It’s a fracture in the Democratic Party that unfolded in public over the weekend following the election, in a pair of interviews in The New York Times in which progressive Alexandria Ocasio-Cortez and moderate Conor Lamb took shots at each other. In response to Ocasio-Cortez criticizing the Lamb campaign for an anemic Facebook presence, Lamb, who represents a congressional district in western Pennsylvania that Trump won in 2016, blasted the New York congresswoman for undermining the party with anti-fracking tweets during a presidential debate.
Senator Jones himself had some concerns about Democratic intra-party politics. In a post-election phone interview on Wednesday, he spoke about wanting to see a change in how the national party funded its candidates. “I would like to see more operated under the DNC, because I think that that’s more of a grassroots, state level,” he said. “My concern has been with [the Democratic Senatorial Campaign Committee and the Democratic Congressional Campaign Committee] that they would lunge from candidate to candidate. And they don’t do the work at the grassroots level. They look for what I call ‘The New Shiny Penny.’
“Look how much we outspent Tuberville,” Jones continued. “Look how much Jaime outspent Lindsey Graham. So it’s not just about money. We have money. It’s not just about resources. We have resources. It’s about the electorate. And when you are trying to build back the trust of the electorate, you got to do more than just run a candidate with resources.
“It takes a lot of work over time. And the Republicans have been very, very good at doing that. And where I think that Democrats in the South have opportunities is if we confront some of these social issues head on, like I did. Like abortion. Like guns, gays. Just confront those, head on. The demographics are changing. You cannot try to mealy-mouth these things and hide behind them. You’ve got to let folks know where you stand. And explain that you’re not an extremist, and you’re there for them. And maybe we don’t always agree on a couple of things about these issues, but we can find some common ground to agree on.”
Jones ultimately only outperformed Joe Biden in Alabama by a little more than three percentage points. Compare that to Jaime Harrison’s race in South Carolina, where the Democratic Senate hopeful edged the top of the ticket by only eight tenths of a percentage point—despite raising more than $100 million all told, more than four times what Jones had to work with.
But Jones will leave office with a credential that no other Democrat gained in the Trump era: He won and held a U.S. Senate seat in the Deep South.

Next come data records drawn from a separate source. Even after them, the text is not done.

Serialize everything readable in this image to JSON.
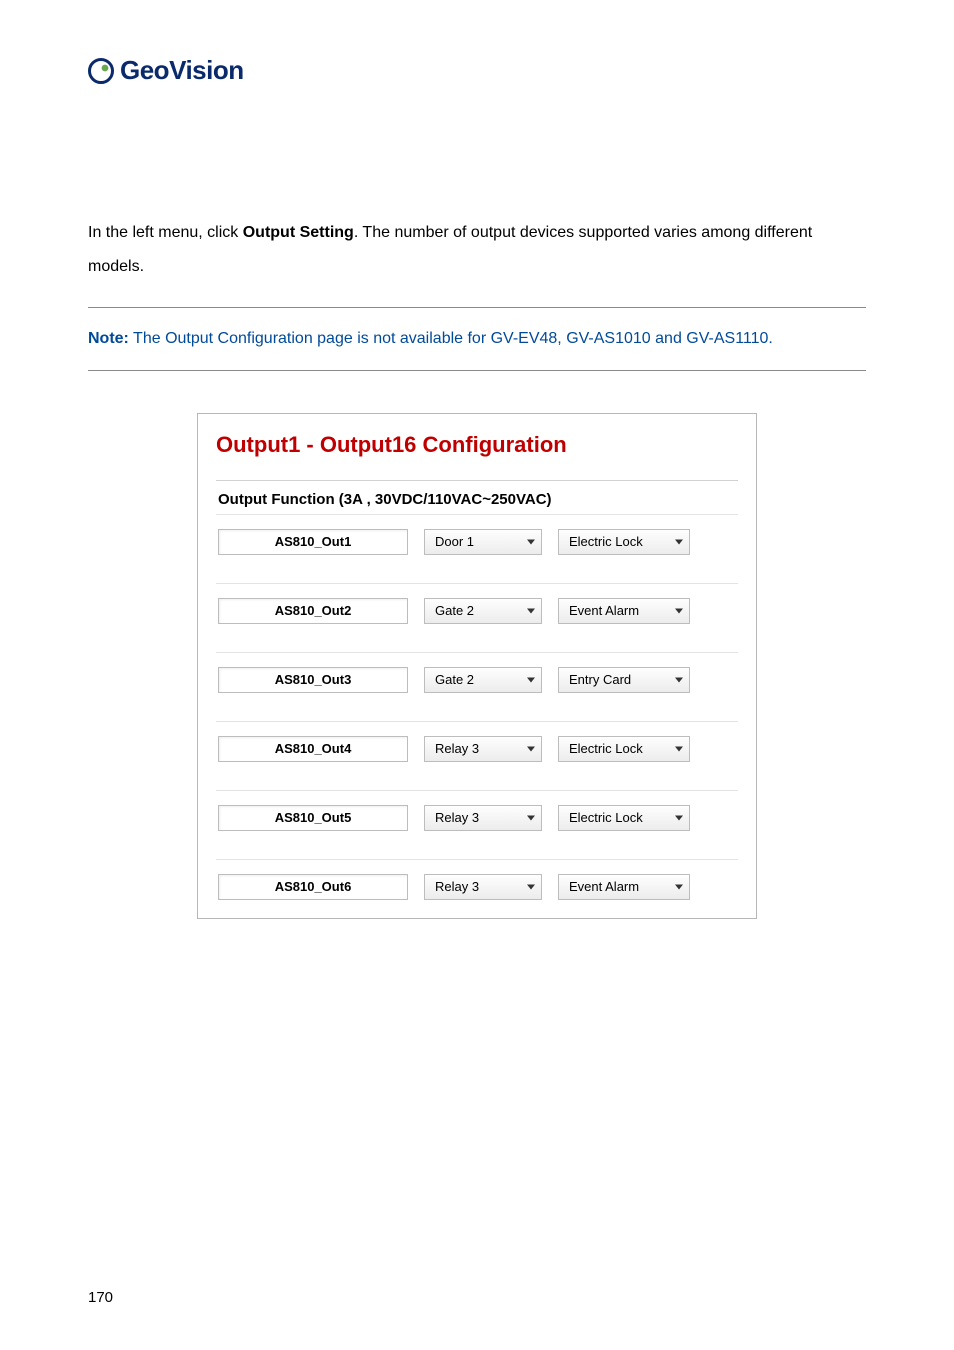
{
  "brand": {
    "name": "GeoVision"
  },
  "intro": {
    "pre": "In the left menu, click ",
    "bold": "Output Setting",
    "post": ". The number of output devices supported varies among different models."
  },
  "note": {
    "lead": "Note:",
    "body": " The Output Configuration page is not available for GV-EV48, GV-AS1010 and GV-AS1110."
  },
  "config": {
    "title": "Output1 - Output16 Configuration",
    "subtitle": "Output Function (3A , 30VDC/110VAC~250VAC)",
    "rows": [
      {
        "name": "AS810_Out1",
        "sel1": "Door 1",
        "sel2": "Electric Lock"
      },
      {
        "name": "AS810_Out2",
        "sel1": "Gate 2",
        "sel2": "Event Alarm"
      },
      {
        "name": "AS810_Out3",
        "sel1": "Gate 2",
        "sel2": "Entry Card"
      },
      {
        "name": "AS810_Out4",
        "sel1": "Relay 3",
        "sel2": "Electric Lock"
      },
      {
        "name": "AS810_Out5",
        "sel1": "Relay 3",
        "sel2": "Electric Lock"
      },
      {
        "name": "AS810_Out6",
        "sel1": "Relay 3",
        "sel2": "Event Alarm"
      }
    ]
  },
  "page_number": "170"
}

According to a Politico article handicapping the short-list for Biden’s cabinet, which was based on “dozens of conversations with Biden aides, his close allies, lobbyists and Hill staff,” Jones is the favorite for attorney general.
During my conversation with Jones on Wednesday, I asked him if he would be open to a role in a Biden White House.
“I’d have to say, I would be open,” the senator said. “They’re going to have a difficult time. We are still a very divided country. It’s going to be a very divided Congress, and he needs to pick the best folks that he’s comfortable with, that can help him. Work with what appears to be a Republican Senate. Heal some wounds, and move this country forward. So I’m certainly open, but that’s about as far as I’ll go right now.
“I will say this,” Jones continued. “I do hope and believe that I’ll be able to be of some assistance to that transition and the administration, in trying to help select those folks. Joe called me last night, right after my race was called.”
“What did he say?” I asked.
“We talked a little bit,” said Jones, “and it’ll just kind of remain between the two of us. … But we’ve been friends for a long, long time. And I told him that the most important thing, at this moment in this time and this place, is for him to get elected. And to pull it out, and then we’ll talk again. And that’s how we left it.”
According to a Democratic source, on Saturday, after Biden was announced as the next president of the United States, the Biden transition team made contact with Jones.